This seems like an increasingly likely scenario, after a July 2022 UK Government inquiry into loot boxes called for them to be unavailable to children, unless granted permission by a parent or guardian. That said, the UKGC acknowledges that the 2005 Gambling Act doesn't cover loot boxes, which makes it more difficult to legislate against. Regardless, the UKGC is firm in looking at loot boxes as a serious concern.

How can GamStop be integrated into video gaming?

While the presence of such legislative red tape makes it difficult for government bodies to explicitly rule against the presence of loot boxes in gaming, independent groups are still able to make a difference. GamStop is one of those major players: a not-for-profit organisation operated by The National Online Self-Exclusion Scheme Limited, which already does crucial work in combating online gambling addiction.

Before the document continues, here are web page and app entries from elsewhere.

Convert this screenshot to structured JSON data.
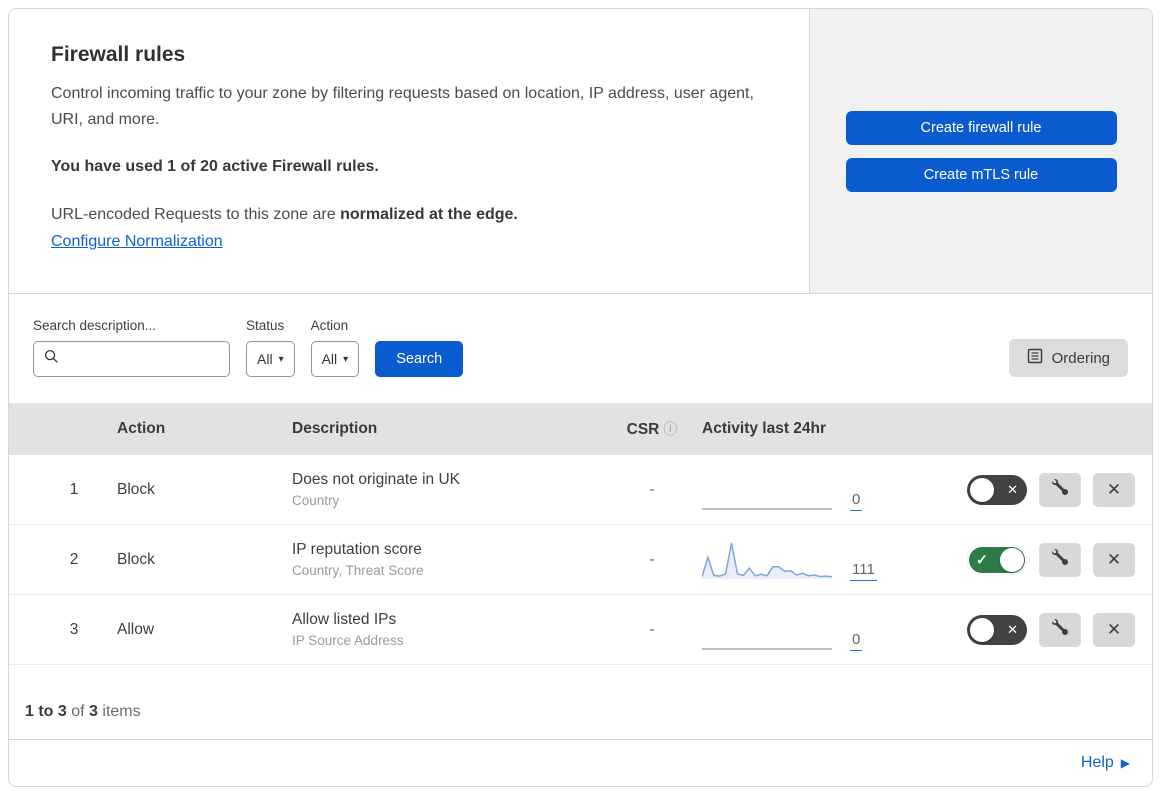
{
  "colors": {
    "primary_blue": "#0b5bd0",
    "link_blue": "#0d62cf",
    "toggle_on_green": "#2d7c47",
    "toggle_off_gray": "#424242",
    "sparkline_blue": "#7da6dc",
    "panel_gray": "#f1f1f1",
    "table_header_gray": "#e2e2e2"
  },
  "header": {
    "title": "Firewall rules",
    "description": "Control incoming traffic to your zone by filtering requests based on location, IP address, user agent, URI, and more.",
    "usage_bold": "You have used 1 of 20 active Firewall rules.",
    "normalization_prefix": "URL-encoded Requests to this zone are ",
    "normalization_bold": "normalized at the edge.",
    "normalization_link": "Configure Normalization",
    "create_firewall_rule_label": "Create firewall rule",
    "create_mtls_rule_label": "Create mTLS rule"
  },
  "filters": {
    "search_label": "Search description...",
    "status_label": "Status",
    "status_value": "All",
    "action_label": "Action",
    "action_value": "All",
    "search_button_label": "Search",
    "ordering_button_label": "Ordering"
  },
  "table": {
    "columns": {
      "action": "Action",
      "description": "Description",
      "csr": "CSR",
      "csr_info": "ⓘ",
      "activity": "Activity last 24hr"
    },
    "rows": [
      {
        "priority": "1",
        "action": "Block",
        "description": "Does not originate in UK",
        "fields": "Country",
        "csr": "-",
        "activity_count": "0",
        "enabled": false,
        "sparkline": []
      },
      {
        "priority": "2",
        "action": "Block",
        "description": "IP reputation score",
        "fields": "Country, Threat Score",
        "csr": "-",
        "activity_count": "111",
        "enabled": true,
        "sparkline": [
          6,
          60,
          10,
          8,
          14,
          100,
          14,
          10,
          30,
          9,
          13,
          9,
          34,
          34,
          21,
          23,
          11,
          16,
          9,
          11,
          7,
          8,
          6
        ]
      },
      {
        "priority": "3",
        "action": "Allow",
        "description": "Allow listed IPs",
        "fields": "IP Source Address",
        "csr": "-",
        "activity_count": "0",
        "enabled": false,
        "sparkline": []
      }
    ]
  },
  "footer": {
    "range_bold": "1 to 3",
    "of_text": " of ",
    "total_bold": "3",
    "items_text": " items"
  },
  "help": {
    "label": "Help"
  }
}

At present, GamStop is used to let vulnerable players opt-in to an API that prevents them from using their email address and personal details to sign into gambling websites. While there are still UK casinos not on GamStop, it's an effective way for players to limit their activity that could easily carry over into the gaming space.

For example, gaming companies could opt into collaborating with the UKGC and GamStop, to integrate this preventative system into games marketplaces and loot box stores. This would ensure players are restricted from purchasing these random in-game items if they so wish, using the GamStop API to streamline the process and ensure they don't need to fill their details into every single game with loot boxes.

How can video game developers work with the UKGC?

Of course, video game developers could expedite this process by baking anti-gambling measures directly into their games. It would be difficult to standardise across national governing bodies given each game's global release, but if developers communicated directly with groups like the UKGC, these features could automatically be implemented.

This could range from age checks on games containing loot boxes, with the requirement of government-issued ID to purchase boxes, to limits that prevent players from spending a set amount of money.


The options are out there, but the only sticking point is the lack of standardisation across governments worldwide in terms of their approaches to video game gambling. That said, developer outreach to these bodies, with a view to making their games safer for players, would be a huge step that doesn't even require the opt-in function of GamStop.

Evidently, there is still a long way to go before loot boxes in gaming are concretely made safe for vulnerable or young gamers. However, it's heartening to see that bodies like the UKGC are seriously looking into the risks of video gaming, while there are also third-party options like GamStop to keep gaming habits safe.